● Problem
Which lines of the data hold the word "AAPL"? Copy all of them.
═════ Provided entries
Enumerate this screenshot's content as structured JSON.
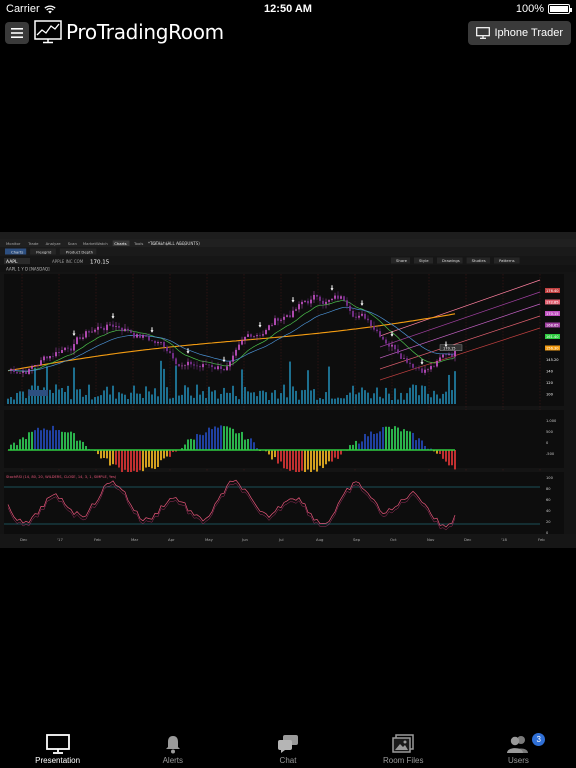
{
  "status_bar": {
    "carrier": "Carrier",
    "time": "12:50 AM",
    "battery": "100%"
  },
  "header": {
    "app_name": "ProTradingRoom",
    "iphone_trader_label": "Iphone Trader"
  },
  "platform": {
    "top_nav": [
      "Monitor",
      "Trade",
      "Analyze",
      "Scan",
      "MarketWatch",
      "Charts",
      "Tools",
      "Education",
      "Help"
    ],
    "chart_tabs": [
      "Charts",
      "Flexgrid",
      "Product Depth"
    ],
    "symbol": "AAPL",
    "exchange_label": "APPLE INC COM",
    "last_price": "170.15",
    "study_title": "AAPL 1 Y D [NASDAQ]",
    "account": "*TOTAL* (ALL ACCOUNTS)",
    "toolbar_buttons": [
      "Share",
      "Style",
      "Drawings",
      "Studies",
      "Patterns"
    ],
    "price_labels": [
      "176.40",
      "172.85",
      "170.15",
      "168.65",
      "161.40",
      "156.30",
      "145.20",
      "140",
      "120",
      "100"
    ],
    "price_callout": "170.15",
    "month_labels": [
      "Dec",
      "'17",
      "Feb",
      "Mar",
      "Apr",
      "May",
      "Jun",
      "Jul",
      "Aug",
      "Sep",
      "Oct",
      "Nov",
      "Dec",
      "'18",
      "Feb"
    ],
    "osc_labels": [
      "1.000",
      "500",
      "0",
      "-500"
    ],
    "stoch_labels": [
      "100",
      "80",
      "60",
      "40",
      "20",
      "0"
    ],
    "stoch_title": "StochRSI (14, 80, 20, WILDERS, CLOSE, 14, 3, 1, SIMPLE, Yes)"
  },
  "tabs": [
    {
      "label": "Presentation",
      "icon": "monitor-icon",
      "active": true
    },
    {
      "label": "Alerts",
      "icon": "bell-icon",
      "active": false
    },
    {
      "label": "Chat",
      "icon": "chat-bubbles-icon",
      "active": false
    },
    {
      "label": "Room Files",
      "icon": "image-files-icon",
      "active": false
    },
    {
      "label": "Users",
      "icon": "users-icon",
      "active": false,
      "badge": "3"
    }
  ],
  "colors": {
    "accent": "#2f6fd6",
    "price_up": "#2ecc40",
    "price_down": "#e03030",
    "ma_orange": "#f39c12",
    "stoch_line": "#e8567a"
  }
}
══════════
● Response
    "symbol": "AAPL",
    "study_title": "AAPL 1 Y D [NASDAQ]",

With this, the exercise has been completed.